**Exercise aim**
With the pictures excluded, repeat every entry exactly.

**Exercise materials**

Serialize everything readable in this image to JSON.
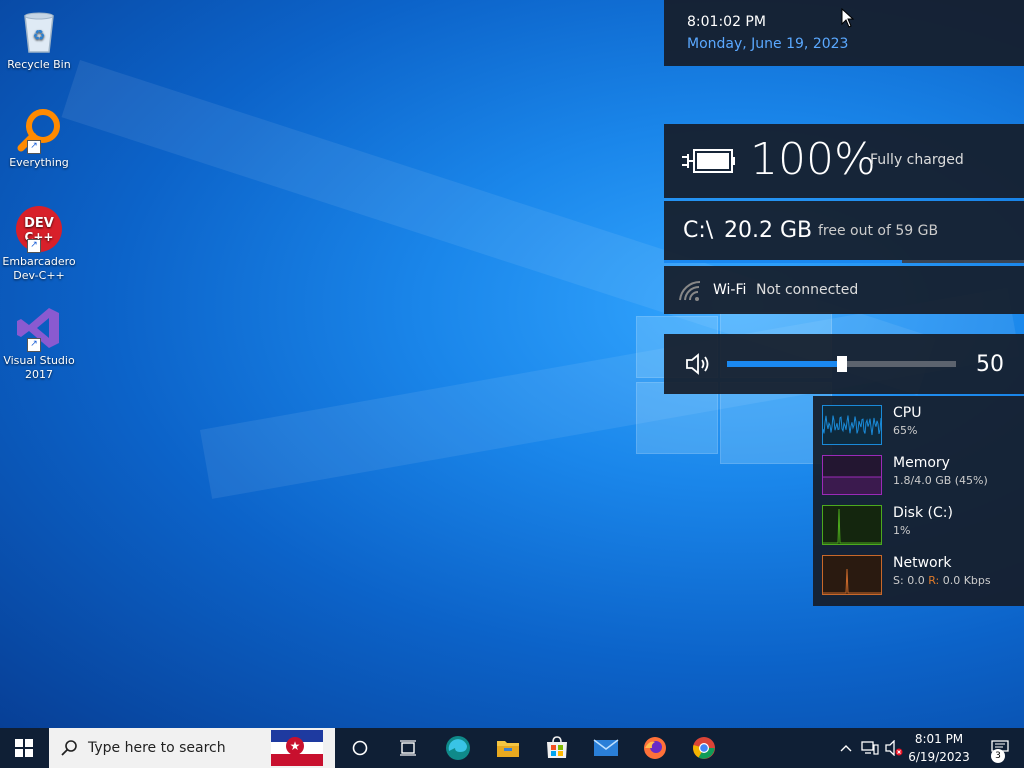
{
  "desktop_icons": [
    {
      "label": "Recycle Bin",
      "icon": "recycle-bin-icon"
    },
    {
      "label": "Everything",
      "icon": "everything-search-icon"
    },
    {
      "label": "Embarcadero Dev-C++",
      "icon": "devcpp-icon",
      "glyph_text": "DEV C++"
    },
    {
      "label": "Visual Studio 2017",
      "icon": "visual-studio-icon"
    }
  ],
  "clock": {
    "time": "8:01:02 PM",
    "date": "Monday, June 19, 2023"
  },
  "battery": {
    "percent": "100%",
    "status": "Fully charged",
    "level": 1.0
  },
  "disk": {
    "drive": "C:\\",
    "free": "20.2 GB",
    "total": "free out of 59 GB",
    "used_fraction": 0.66
  },
  "wifi": {
    "name": "Wi-Fi",
    "status": "Not connected"
  },
  "volume": {
    "value": "50",
    "level": 0.5
  },
  "performance": [
    {
      "name": "CPU",
      "value": "65%",
      "color": "#1a8ad8"
    },
    {
      "name": "Memory",
      "value": "1.8/4.0 GB (45%)",
      "color": "#9b2ab8"
    },
    {
      "name": "Disk (C:)",
      "value": "1%",
      "color": "#4caa1d"
    },
    {
      "name": "Network",
      "value_prefix_s": "S:",
      "value_s": "0.0",
      "value_prefix_r": "R:",
      "value_r": "0.0 Kbps",
      "color": "#c8682a"
    }
  ],
  "taskbar": {
    "search_placeholder": "Type here to search",
    "tray_time": "8:01 PM",
    "tray_date": "6/19/2023",
    "notification_count": "3"
  },
  "colors": {
    "accent": "#1a88f0",
    "panel": "#161c28",
    "taskbar": "#0f1f35"
  }
}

**Solution for this exercise**
Serialize everything readable in this image to JSON.
{
  "desktop_icons": [
    {
      "label": "Recycle Bin",
      "icon": "recycle-bin-icon"
    },
    {
      "label": "Everything",
      "icon": "everything-search-icon"
    },
    {
      "label": "Embarcadero Dev-C++",
      "icon": "devcpp-icon",
      "glyph_text": "DEV C++"
    },
    {
      "label": "Visual Studio 2017",
      "icon": "visual-studio-icon"
    }
  ],
  "clock": {
    "time": "8:01:02 PM",
    "date": "Monday, June 19, 2023"
  },
  "battery": {
    "percent": "100%",
    "status": "Fully charged",
    "level": 1.0
  },
  "disk": {
    "drive": "C:\\",
    "free": "20.2 GB",
    "total": "free out of 59 GB",
    "used_fraction": 0.66
  },
  "wifi": {
    "name": "Wi-Fi",
    "status": "Not connected"
  },
  "volume": {
    "value": "50",
    "level": 0.5
  },
  "performance": [
    {
      "name": "CPU",
      "value": "65%",
      "color": "#1a8ad8"
    },
    {
      "name": "Memory",
      "value": "1.8/4.0 GB (45%)",
      "color": "#9b2ab8"
    },
    {
      "name": "Disk (C:)",
      "value": "1%",
      "color": "#4caa1d"
    },
    {
      "name": "Network",
      "value_prefix_s": "S:",
      "value_s": "0.0",
      "value_prefix_r": "R:",
      "value_r": "0.0 Kbps",
      "color": "#c8682a"
    }
  ],
  "taskbar": {
    "search_placeholder": "Type here to search",
    "tray_time": "8:01 PM",
    "tray_date": "6/19/2023",
    "notification_count": "3"
  },
  "colors": {
    "accent": "#1a88f0",
    "panel": "#161c28",
    "taskbar": "#0f1f35"
  }
}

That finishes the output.